Entries from a dataset of interfaces:
________________________________________

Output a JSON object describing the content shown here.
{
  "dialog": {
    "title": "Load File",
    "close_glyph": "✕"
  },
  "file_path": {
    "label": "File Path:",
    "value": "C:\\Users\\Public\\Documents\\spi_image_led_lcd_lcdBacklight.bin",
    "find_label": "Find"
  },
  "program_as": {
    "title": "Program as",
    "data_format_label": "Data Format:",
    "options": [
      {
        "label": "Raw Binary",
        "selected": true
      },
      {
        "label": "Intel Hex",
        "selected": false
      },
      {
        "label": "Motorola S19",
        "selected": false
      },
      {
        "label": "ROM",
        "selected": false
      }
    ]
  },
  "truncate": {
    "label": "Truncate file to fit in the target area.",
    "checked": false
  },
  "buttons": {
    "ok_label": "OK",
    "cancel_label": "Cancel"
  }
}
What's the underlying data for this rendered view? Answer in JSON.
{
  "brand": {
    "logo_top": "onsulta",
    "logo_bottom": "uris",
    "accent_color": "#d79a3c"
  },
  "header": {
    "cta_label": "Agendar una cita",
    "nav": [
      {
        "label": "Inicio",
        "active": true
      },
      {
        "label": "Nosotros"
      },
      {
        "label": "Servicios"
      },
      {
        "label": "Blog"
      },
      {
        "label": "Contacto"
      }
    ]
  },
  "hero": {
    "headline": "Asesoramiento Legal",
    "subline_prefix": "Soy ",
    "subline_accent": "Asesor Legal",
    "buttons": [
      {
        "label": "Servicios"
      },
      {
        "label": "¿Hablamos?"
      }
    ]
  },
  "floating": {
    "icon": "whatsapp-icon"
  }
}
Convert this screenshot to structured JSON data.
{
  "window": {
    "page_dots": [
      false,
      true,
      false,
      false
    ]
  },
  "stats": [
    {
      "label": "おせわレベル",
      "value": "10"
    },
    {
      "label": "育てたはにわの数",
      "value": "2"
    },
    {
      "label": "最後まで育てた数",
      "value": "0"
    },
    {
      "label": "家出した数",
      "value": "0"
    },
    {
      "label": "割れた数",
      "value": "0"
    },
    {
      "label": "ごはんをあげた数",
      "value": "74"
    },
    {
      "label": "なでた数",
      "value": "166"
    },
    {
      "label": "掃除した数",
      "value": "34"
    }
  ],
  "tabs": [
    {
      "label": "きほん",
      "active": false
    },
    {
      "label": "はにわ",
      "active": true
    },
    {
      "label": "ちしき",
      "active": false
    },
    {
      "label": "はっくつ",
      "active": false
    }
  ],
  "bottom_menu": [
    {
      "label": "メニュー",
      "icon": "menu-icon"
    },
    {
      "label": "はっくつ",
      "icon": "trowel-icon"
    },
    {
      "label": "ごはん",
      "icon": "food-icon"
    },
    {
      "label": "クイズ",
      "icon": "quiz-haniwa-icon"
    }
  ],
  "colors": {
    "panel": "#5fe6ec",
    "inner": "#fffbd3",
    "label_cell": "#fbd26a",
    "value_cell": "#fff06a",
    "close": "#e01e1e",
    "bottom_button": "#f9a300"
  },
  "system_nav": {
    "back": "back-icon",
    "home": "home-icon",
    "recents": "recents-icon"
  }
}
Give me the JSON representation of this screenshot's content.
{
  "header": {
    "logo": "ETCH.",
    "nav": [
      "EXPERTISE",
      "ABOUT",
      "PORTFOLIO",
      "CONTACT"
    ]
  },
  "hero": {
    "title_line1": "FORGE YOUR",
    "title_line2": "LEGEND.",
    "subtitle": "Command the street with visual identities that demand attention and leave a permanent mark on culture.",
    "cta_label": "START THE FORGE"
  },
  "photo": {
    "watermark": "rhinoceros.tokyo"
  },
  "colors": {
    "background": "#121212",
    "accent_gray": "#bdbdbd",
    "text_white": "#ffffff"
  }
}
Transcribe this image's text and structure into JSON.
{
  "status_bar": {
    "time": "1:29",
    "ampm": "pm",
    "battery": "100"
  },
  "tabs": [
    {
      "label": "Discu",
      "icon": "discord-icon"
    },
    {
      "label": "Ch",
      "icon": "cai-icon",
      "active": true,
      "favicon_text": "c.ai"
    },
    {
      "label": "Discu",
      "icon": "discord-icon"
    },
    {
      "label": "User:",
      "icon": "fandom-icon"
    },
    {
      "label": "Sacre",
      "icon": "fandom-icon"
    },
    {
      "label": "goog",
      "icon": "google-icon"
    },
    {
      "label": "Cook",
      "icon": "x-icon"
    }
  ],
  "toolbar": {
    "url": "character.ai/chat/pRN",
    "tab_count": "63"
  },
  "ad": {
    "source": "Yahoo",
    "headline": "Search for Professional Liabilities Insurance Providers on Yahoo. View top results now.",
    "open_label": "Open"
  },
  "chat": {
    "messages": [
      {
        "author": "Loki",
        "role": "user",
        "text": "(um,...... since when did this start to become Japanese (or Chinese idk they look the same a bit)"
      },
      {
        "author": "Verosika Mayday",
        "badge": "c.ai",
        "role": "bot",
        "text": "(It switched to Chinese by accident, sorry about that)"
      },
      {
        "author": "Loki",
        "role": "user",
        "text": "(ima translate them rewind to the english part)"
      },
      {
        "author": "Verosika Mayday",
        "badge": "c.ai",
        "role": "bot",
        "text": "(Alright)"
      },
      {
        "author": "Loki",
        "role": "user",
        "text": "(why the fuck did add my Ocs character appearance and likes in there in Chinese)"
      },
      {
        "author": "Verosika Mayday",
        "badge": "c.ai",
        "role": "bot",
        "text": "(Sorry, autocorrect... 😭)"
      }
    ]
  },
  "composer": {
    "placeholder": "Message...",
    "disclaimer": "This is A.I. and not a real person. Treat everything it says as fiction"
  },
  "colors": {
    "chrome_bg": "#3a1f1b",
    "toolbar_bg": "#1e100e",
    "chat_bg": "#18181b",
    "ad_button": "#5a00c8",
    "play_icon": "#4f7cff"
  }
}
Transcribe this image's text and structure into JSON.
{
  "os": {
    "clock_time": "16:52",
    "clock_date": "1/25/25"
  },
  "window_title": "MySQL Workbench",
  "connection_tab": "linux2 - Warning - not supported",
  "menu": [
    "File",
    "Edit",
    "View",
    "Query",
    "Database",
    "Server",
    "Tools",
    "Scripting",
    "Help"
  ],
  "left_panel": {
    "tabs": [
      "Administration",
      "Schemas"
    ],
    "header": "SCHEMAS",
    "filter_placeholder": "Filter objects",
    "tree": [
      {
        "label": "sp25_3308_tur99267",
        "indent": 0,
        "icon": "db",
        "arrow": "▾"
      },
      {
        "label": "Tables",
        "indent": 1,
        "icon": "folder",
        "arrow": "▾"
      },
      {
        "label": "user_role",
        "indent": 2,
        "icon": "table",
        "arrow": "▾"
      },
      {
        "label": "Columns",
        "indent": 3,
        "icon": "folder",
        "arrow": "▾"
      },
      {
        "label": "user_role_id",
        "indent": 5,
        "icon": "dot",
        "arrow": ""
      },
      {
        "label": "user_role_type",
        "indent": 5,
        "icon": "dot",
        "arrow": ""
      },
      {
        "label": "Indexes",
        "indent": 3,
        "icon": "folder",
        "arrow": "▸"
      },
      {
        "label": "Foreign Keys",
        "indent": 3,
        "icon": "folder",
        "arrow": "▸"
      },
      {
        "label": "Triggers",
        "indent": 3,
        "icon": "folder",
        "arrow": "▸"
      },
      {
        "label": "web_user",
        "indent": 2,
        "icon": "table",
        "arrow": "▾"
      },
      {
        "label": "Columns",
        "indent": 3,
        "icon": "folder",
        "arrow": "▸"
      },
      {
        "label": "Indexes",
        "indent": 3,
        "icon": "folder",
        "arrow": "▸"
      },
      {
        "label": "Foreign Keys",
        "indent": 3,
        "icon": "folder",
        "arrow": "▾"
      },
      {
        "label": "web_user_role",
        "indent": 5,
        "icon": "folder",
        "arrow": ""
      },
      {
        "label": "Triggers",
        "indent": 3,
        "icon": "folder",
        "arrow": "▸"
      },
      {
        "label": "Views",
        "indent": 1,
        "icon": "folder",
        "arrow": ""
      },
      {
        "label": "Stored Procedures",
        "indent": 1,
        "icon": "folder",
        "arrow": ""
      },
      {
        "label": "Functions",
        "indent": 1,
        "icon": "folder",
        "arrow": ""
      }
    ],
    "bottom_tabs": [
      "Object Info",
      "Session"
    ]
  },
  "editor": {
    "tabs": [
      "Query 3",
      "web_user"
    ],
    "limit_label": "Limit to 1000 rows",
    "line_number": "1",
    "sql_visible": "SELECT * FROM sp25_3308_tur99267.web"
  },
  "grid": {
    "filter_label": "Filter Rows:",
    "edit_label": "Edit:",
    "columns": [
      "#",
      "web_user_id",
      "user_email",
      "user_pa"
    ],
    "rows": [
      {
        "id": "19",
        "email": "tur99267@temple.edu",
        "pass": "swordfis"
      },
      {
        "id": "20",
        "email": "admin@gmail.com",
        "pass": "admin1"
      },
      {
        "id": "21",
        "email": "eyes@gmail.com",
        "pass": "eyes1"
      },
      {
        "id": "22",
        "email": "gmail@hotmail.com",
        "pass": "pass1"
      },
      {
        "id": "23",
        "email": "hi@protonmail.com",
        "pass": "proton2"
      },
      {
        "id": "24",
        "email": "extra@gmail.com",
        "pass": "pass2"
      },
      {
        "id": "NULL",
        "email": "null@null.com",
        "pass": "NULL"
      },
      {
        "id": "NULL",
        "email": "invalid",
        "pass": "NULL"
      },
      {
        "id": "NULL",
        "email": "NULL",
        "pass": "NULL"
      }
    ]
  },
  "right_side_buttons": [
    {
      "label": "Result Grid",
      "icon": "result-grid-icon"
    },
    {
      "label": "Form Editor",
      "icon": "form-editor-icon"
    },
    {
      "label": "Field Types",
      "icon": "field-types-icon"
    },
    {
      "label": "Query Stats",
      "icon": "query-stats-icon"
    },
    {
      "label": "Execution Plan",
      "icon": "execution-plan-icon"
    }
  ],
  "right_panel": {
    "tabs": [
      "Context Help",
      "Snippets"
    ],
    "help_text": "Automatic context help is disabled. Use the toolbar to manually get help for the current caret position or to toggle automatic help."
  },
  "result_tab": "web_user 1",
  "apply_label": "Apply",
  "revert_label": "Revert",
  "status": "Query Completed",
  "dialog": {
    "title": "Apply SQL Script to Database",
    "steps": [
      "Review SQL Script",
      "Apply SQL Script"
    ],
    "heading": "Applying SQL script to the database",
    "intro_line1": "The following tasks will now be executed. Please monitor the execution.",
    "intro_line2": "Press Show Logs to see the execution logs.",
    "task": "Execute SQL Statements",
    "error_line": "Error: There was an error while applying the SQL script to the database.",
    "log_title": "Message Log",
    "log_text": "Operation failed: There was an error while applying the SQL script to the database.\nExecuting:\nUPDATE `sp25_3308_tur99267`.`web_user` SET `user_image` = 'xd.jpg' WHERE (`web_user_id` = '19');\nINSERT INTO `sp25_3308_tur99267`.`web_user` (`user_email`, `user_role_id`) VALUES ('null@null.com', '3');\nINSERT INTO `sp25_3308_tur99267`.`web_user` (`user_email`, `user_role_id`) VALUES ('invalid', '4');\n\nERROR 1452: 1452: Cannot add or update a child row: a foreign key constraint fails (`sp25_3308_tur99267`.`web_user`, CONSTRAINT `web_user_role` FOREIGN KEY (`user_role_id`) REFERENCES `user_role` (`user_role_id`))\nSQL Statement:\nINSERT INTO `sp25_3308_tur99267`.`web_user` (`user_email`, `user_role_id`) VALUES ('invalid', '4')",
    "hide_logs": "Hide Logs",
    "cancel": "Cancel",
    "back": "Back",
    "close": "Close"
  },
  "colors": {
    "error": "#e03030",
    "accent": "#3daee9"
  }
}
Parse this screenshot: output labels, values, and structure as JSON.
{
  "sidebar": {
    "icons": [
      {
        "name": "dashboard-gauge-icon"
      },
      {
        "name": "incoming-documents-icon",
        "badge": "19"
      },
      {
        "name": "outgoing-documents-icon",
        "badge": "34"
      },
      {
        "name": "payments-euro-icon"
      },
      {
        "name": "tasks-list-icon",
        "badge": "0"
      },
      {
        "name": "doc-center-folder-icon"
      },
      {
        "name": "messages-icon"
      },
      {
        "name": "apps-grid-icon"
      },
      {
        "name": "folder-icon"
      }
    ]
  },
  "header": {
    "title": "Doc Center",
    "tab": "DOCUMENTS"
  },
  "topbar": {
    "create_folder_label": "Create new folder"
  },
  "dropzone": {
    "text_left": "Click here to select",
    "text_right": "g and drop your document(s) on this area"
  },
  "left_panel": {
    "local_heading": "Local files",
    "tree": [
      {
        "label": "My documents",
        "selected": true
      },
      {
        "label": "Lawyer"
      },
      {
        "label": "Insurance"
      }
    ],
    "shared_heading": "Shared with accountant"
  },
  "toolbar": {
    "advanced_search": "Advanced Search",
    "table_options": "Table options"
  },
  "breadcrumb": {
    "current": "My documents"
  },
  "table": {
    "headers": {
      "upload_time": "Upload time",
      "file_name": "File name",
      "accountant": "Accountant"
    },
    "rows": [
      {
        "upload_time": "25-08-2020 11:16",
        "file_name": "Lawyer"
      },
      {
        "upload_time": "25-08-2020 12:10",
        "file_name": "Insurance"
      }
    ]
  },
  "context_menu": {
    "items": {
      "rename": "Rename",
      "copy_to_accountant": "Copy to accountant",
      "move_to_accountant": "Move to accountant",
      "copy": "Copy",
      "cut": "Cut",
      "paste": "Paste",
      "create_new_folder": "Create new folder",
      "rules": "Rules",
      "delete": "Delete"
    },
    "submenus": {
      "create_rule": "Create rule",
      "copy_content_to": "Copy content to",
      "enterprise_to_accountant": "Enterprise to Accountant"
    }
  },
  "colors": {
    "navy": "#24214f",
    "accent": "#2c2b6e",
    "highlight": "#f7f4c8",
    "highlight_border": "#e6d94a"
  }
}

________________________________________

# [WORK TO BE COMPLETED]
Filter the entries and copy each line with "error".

# [YOUR RESPONSE]
    "error_line": "Error: There was an error while applying the SQL script to the database.",
    "log_text": "Operation failed: There was an error while applying the SQL script to the database.\nExecuting:\nUPDATE `sp25_3308_tur99267`.`web_user` SET `user_image` = 'xd.jpg' WHERE (`web_user_id` = '19');\nINSERT INTO `sp25_3308_tur99267`.`web_user` (`user_email`, `user_role_id`) VALUES ('null@null.com', '3');\nINSERT INTO `sp25_3308_tur99267`.`web_user` (`user_email`, `user_role_id`) VALUES ('invalid', '4');\n\nERROR 1452: 1452: Cannot add or update a child row: a foreign key constraint fails (`sp25_3308_tur99267`.`web_user`, CONSTRAINT `web_user_role` FOREIGN KEY (`user_role_id`) REFERENCES `user_role` (`user_role_id`))\nSQL Statement:\nINSERT INTO `sp25_3308_tur99267`.`web_user` (`user_email`, `user_role_id`) VALUES ('invalid', '4')",
    "error": "#e03030",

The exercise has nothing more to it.